• **Work order**: Which lines in the records below contain the word "condition"? Report each of them.
###
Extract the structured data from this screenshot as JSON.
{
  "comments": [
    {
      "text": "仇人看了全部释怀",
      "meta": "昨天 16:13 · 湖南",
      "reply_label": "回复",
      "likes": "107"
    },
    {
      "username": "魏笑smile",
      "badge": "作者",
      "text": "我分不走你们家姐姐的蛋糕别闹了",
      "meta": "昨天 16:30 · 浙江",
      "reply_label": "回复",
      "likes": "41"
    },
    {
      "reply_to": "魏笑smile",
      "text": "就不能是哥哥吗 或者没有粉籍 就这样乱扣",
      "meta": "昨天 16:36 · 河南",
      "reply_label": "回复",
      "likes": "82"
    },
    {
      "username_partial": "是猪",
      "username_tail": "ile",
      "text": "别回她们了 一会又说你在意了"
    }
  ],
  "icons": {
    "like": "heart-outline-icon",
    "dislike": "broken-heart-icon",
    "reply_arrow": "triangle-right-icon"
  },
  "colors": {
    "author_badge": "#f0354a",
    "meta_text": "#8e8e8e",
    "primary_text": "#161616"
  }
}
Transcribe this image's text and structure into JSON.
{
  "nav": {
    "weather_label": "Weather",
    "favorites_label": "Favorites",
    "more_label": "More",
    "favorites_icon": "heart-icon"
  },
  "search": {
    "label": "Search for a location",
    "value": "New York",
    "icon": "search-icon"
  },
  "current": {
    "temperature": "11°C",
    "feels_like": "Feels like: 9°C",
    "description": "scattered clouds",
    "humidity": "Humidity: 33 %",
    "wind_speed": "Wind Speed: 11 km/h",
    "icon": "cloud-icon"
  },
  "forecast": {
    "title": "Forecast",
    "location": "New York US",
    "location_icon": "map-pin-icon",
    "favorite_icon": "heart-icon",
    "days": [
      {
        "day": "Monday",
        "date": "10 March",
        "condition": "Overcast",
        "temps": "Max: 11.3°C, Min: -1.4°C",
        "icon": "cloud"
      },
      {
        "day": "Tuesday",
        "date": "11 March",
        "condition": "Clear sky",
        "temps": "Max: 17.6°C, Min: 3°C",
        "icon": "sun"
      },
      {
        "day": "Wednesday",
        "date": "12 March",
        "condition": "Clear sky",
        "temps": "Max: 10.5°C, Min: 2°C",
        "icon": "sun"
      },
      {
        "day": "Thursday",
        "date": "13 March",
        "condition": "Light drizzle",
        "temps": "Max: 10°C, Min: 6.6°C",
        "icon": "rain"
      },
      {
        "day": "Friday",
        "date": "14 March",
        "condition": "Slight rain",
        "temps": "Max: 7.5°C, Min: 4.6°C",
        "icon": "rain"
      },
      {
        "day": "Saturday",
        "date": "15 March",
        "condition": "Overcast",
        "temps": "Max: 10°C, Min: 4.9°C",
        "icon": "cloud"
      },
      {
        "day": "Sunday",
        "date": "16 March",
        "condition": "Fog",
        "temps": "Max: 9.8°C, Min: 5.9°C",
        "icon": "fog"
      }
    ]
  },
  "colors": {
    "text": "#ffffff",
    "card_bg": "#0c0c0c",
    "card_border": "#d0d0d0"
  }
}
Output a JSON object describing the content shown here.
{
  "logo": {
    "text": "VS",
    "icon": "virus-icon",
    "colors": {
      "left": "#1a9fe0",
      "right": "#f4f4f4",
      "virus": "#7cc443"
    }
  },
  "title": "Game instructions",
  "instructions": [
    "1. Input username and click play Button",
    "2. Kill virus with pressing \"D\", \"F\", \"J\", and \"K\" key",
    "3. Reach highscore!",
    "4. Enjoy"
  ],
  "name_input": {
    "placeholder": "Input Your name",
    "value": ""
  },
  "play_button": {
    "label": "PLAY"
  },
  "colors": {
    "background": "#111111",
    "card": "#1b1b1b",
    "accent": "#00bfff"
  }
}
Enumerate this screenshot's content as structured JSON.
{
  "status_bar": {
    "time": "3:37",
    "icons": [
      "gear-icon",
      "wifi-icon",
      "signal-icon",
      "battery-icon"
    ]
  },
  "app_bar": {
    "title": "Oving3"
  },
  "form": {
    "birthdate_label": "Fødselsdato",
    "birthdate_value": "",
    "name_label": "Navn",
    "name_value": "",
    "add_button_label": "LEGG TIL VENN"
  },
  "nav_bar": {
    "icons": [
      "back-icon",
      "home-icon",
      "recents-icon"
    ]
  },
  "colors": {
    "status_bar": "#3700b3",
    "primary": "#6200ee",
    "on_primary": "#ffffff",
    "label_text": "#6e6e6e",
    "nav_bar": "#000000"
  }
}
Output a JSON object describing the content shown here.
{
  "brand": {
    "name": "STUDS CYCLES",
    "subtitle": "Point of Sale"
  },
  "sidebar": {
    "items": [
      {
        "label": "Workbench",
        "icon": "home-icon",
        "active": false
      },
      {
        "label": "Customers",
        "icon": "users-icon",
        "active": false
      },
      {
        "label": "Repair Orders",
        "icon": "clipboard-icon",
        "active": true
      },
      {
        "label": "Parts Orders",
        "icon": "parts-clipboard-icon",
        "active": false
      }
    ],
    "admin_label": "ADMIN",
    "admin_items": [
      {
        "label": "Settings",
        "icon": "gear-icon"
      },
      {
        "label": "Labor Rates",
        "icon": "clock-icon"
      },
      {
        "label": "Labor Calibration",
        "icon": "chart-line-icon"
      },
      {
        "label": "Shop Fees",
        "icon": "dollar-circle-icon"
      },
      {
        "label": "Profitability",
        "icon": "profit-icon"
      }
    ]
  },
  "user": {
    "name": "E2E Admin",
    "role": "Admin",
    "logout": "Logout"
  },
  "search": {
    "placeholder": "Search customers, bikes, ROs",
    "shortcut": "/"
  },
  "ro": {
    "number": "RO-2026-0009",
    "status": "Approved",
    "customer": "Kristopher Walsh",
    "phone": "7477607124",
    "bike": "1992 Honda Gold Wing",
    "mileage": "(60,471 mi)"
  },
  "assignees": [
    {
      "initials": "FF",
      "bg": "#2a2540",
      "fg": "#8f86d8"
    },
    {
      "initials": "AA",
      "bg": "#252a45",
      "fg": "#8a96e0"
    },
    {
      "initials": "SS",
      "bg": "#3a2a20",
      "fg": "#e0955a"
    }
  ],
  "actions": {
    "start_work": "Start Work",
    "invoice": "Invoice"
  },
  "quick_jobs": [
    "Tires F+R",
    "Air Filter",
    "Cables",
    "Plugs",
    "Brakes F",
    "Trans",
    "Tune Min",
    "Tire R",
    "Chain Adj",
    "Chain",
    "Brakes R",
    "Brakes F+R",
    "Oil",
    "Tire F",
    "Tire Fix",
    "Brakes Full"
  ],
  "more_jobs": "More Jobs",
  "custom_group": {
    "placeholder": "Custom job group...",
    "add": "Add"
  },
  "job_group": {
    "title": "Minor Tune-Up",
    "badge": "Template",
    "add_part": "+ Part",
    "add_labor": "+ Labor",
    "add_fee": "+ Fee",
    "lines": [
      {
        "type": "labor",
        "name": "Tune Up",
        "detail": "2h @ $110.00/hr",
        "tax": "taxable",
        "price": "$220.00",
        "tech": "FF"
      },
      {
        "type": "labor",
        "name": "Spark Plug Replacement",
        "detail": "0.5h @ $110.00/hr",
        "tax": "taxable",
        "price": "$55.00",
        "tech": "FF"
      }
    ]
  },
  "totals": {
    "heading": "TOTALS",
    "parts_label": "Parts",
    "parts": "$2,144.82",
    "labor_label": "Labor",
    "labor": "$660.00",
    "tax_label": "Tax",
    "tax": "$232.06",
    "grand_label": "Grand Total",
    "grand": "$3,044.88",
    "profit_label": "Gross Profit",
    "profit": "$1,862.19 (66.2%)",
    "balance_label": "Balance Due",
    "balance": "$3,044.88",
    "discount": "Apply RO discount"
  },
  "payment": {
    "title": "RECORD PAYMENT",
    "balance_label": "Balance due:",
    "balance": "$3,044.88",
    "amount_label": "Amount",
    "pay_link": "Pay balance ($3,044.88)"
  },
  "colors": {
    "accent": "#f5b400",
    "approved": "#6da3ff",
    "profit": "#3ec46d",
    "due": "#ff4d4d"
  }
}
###
• **Answer for the task**:
        "condition": "Overcast",
        "condition": "Clear sky",
        "condition": "Clear sky",
        "condition": "Light drizzle",
        "condition": "Slight rain",
        "condition": "Overcast",
        "condition": "Fog",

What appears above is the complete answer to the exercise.